**Task objective**
For the string "background", state how many lines of the data hold it. Give nothing besides the number.

Data records for software interfaces:
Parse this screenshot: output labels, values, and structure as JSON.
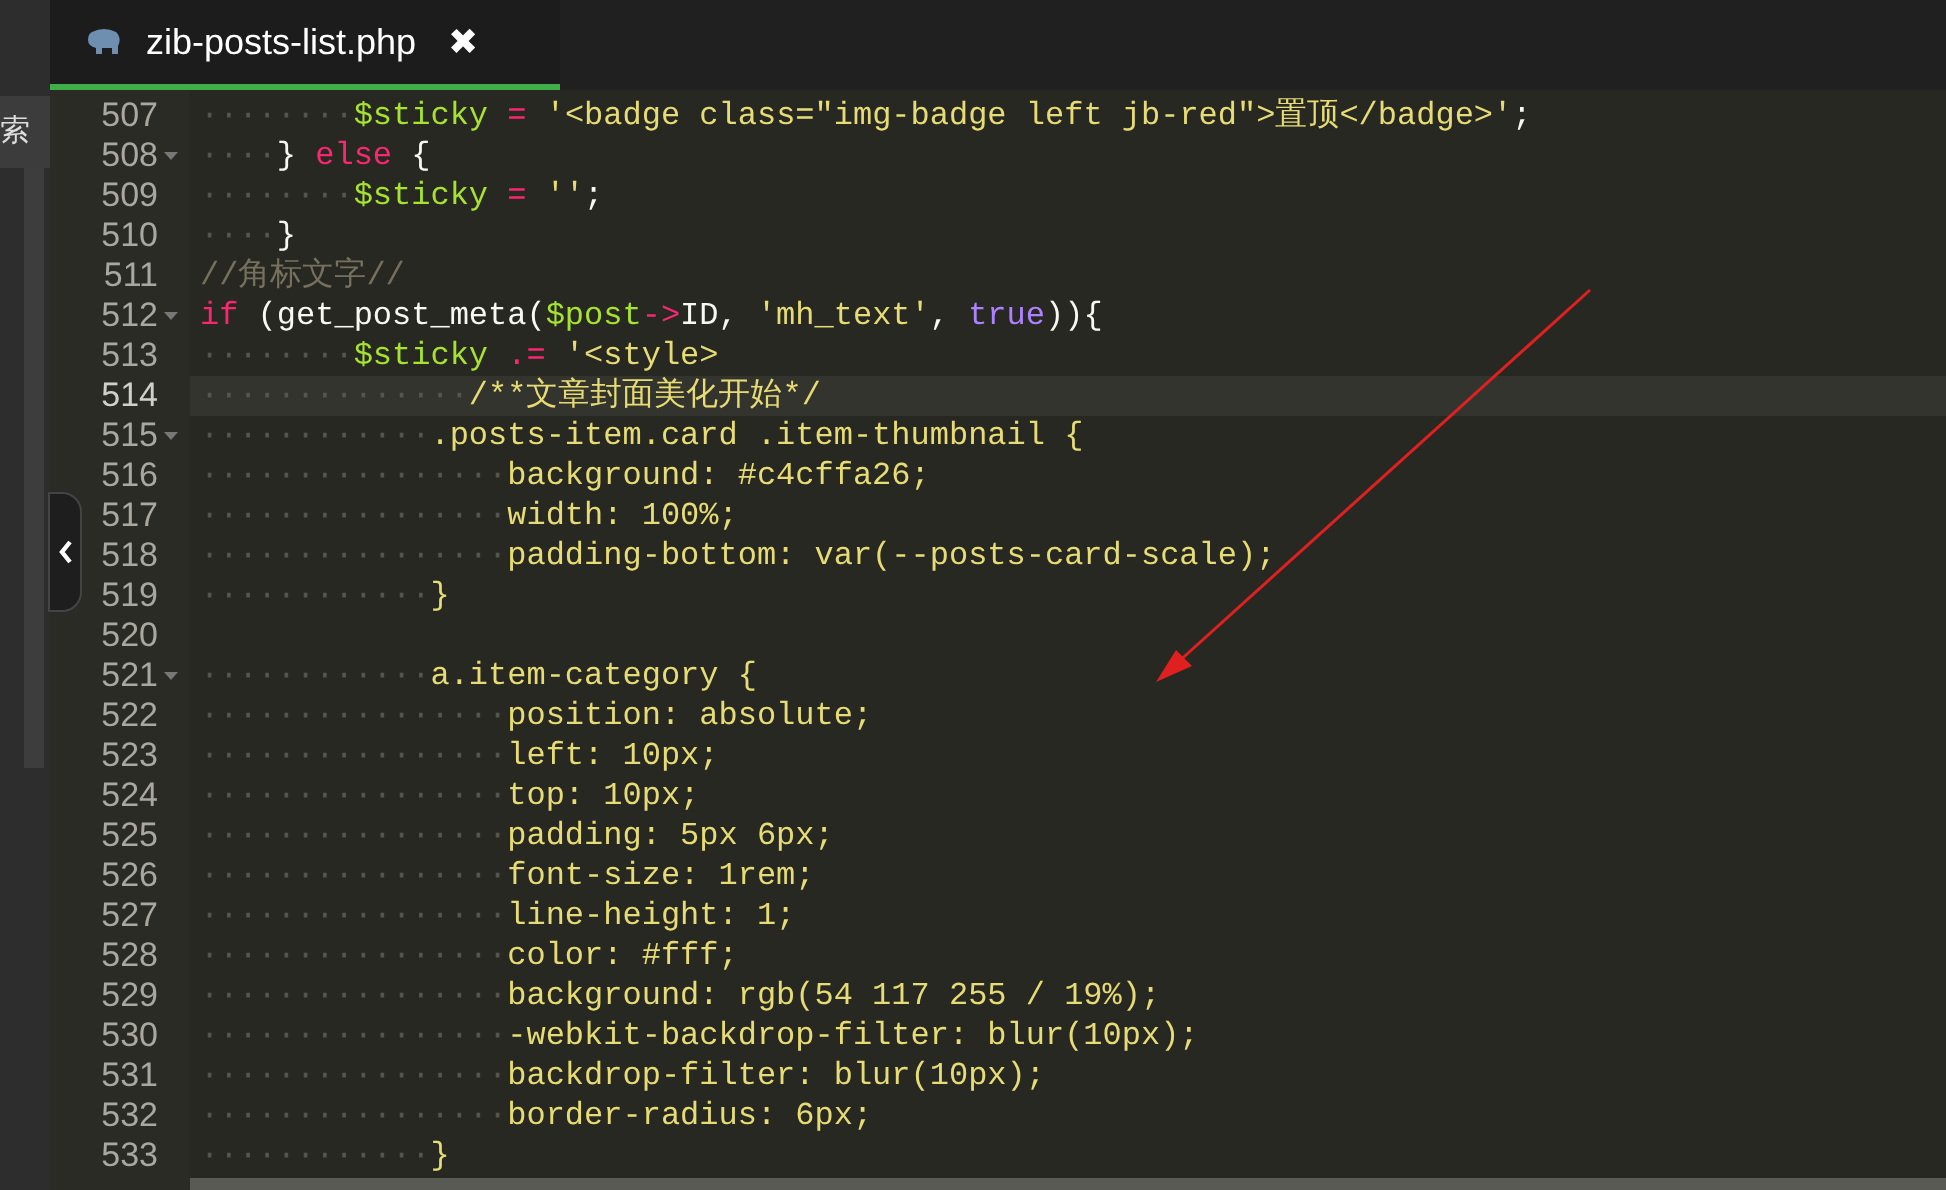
{
  "side_panel": {
    "text": "索"
  },
  "tab": {
    "title": "zib-posts-list.php",
    "close": "✖",
    "selected": true
  },
  "editor": {
    "lines": [
      {
        "number": "507",
        "fold": false,
        "current": false,
        "indent": "········",
        "tokens": [
          {
            "kind": "variable",
            "text": "$sticky"
          },
          {
            "kind": "operator",
            "text": " = "
          },
          {
            "kind": "string",
            "text": "'<badge class=\"img-badge left jb-red\">置顶</badge>'"
          },
          {
            "kind": "plain",
            "text": ";"
          }
        ]
      },
      {
        "number": "508",
        "fold": true,
        "current": false,
        "indent": "····",
        "tokens": [
          {
            "kind": "plain",
            "text": "} "
          },
          {
            "kind": "keyword",
            "text": "else"
          },
          {
            "kind": "plain",
            "text": " {"
          }
        ]
      },
      {
        "number": "509",
        "fold": false,
        "current": false,
        "indent": "········",
        "tokens": [
          {
            "kind": "variable",
            "text": "$sticky"
          },
          {
            "kind": "operator",
            "text": " = "
          },
          {
            "kind": "string",
            "text": "''"
          },
          {
            "kind": "plain",
            "text": ";"
          }
        ]
      },
      {
        "number": "510",
        "fold": false,
        "current": false,
        "indent": "····",
        "tokens": [
          {
            "kind": "plain",
            "text": "}"
          }
        ]
      },
      {
        "number": "511",
        "fold": false,
        "current": false,
        "tokens": [
          {
            "kind": "comment",
            "text": "//角标文字//"
          }
        ]
      },
      {
        "number": "512",
        "fold": true,
        "current": false,
        "tokens": [
          {
            "kind": "keyword",
            "text": "if"
          },
          {
            "kind": "plain",
            "text": " (get_post_meta("
          },
          {
            "kind": "variable",
            "text": "$post"
          },
          {
            "kind": "operator",
            "text": "->"
          },
          {
            "kind": "plain",
            "text": "ID, "
          },
          {
            "kind": "string",
            "text": "'mh_text'"
          },
          {
            "kind": "plain",
            "text": ", "
          },
          {
            "kind": "constant",
            "text": "true"
          },
          {
            "kind": "plain",
            "text": ")){"
          }
        ]
      },
      {
        "number": "513",
        "fold": false,
        "current": false,
        "indent": "········",
        "tokens": [
          {
            "kind": "variable",
            "text": "$sticky"
          },
          {
            "kind": "operator",
            "text": " .= "
          },
          {
            "kind": "string",
            "text": "'<style>"
          }
        ]
      },
      {
        "number": "514",
        "fold": false,
        "current": true,
        "indent": "··············",
        "tokens": [
          {
            "kind": "string",
            "text": "/**文章封面美化开始*/"
          }
        ]
      },
      {
        "number": "515",
        "fold": true,
        "current": false,
        "indent": "············",
        "tokens": [
          {
            "kind": "string",
            "text": ".posts-item.card .item-thumbnail {"
          }
        ]
      },
      {
        "number": "516",
        "fold": false,
        "current": false,
        "indent": "················",
        "tokens": [
          {
            "kind": "string",
            "text": "background: #c4cffa26;"
          }
        ]
      },
      {
        "number": "517",
        "fold": false,
        "current": false,
        "indent": "················",
        "tokens": [
          {
            "kind": "string",
            "text": "width: 100%;"
          }
        ]
      },
      {
        "number": "518",
        "fold": false,
        "current": false,
        "indent": "················",
        "tokens": [
          {
            "kind": "string",
            "text": "padding-bottom: var(--posts-card-scale);"
          }
        ]
      },
      {
        "number": "519",
        "fold": false,
        "current": false,
        "indent": "············",
        "tokens": [
          {
            "kind": "string",
            "text": "}"
          }
        ]
      },
      {
        "number": "520",
        "fold": false,
        "current": false
      },
      {
        "number": "521",
        "fold": true,
        "current": false,
        "indent": "············",
        "tokens": [
          {
            "kind": "string",
            "text": "a.item-category {"
          }
        ]
      },
      {
        "number": "522",
        "fold": false,
        "current": false,
        "indent": "················",
        "tokens": [
          {
            "kind": "string",
            "text": "position: absolute;"
          }
        ]
      },
      {
        "number": "523",
        "fold": false,
        "current": false,
        "indent": "················",
        "tokens": [
          {
            "kind": "string",
            "text": "left: 10px;"
          }
        ]
      },
      {
        "number": "524",
        "fold": false,
        "current": false,
        "indent": "················",
        "tokens": [
          {
            "kind": "string",
            "text": "top: 10px;"
          }
        ]
      },
      {
        "number": "525",
        "fold": false,
        "current": false,
        "indent": "················",
        "tokens": [
          {
            "kind": "string",
            "text": "padding: 5px 6px;"
          }
        ]
      },
      {
        "number": "526",
        "fold": false,
        "current": false,
        "indent": "················",
        "tokens": [
          {
            "kind": "string",
            "text": "font-size: 1rem;"
          }
        ]
      },
      {
        "number": "527",
        "fold": false,
        "current": false,
        "indent": "················",
        "tokens": [
          {
            "kind": "string",
            "text": "line-height: 1;"
          }
        ]
      },
      {
        "number": "528",
        "fold": false,
        "current": false,
        "indent": "················",
        "tokens": [
          {
            "kind": "string",
            "text": "color: #fff;"
          }
        ]
      },
      {
        "number": "529",
        "fold": false,
        "current": false,
        "indent": "················",
        "tokens": [
          {
            "kind": "string",
            "text": "background: rgb(54 117 255 / 19%);"
          }
        ]
      },
      {
        "number": "530",
        "fold": false,
        "current": false,
        "indent": "················",
        "tokens": [
          {
            "kind": "string",
            "text": "-webkit-backdrop-filter: blur(10px);"
          }
        ]
      },
      {
        "number": "531",
        "fold": false,
        "current": false,
        "indent": "················",
        "tokens": [
          {
            "kind": "string",
            "text": "backdrop-filter: blur(10px);"
          }
        ]
      },
      {
        "number": "532",
        "fold": false,
        "current": false,
        "indent": "················",
        "tokens": [
          {
            "kind": "string",
            "text": "border-radius: 6px;"
          }
        ]
      },
      {
        "number": "533",
        "fold": false,
        "current": false,
        "indent": "············",
        "tokens": [
          {
            "kind": "string",
            "text": "}"
          }
        ]
      }
    ]
  }
}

**Result below**
2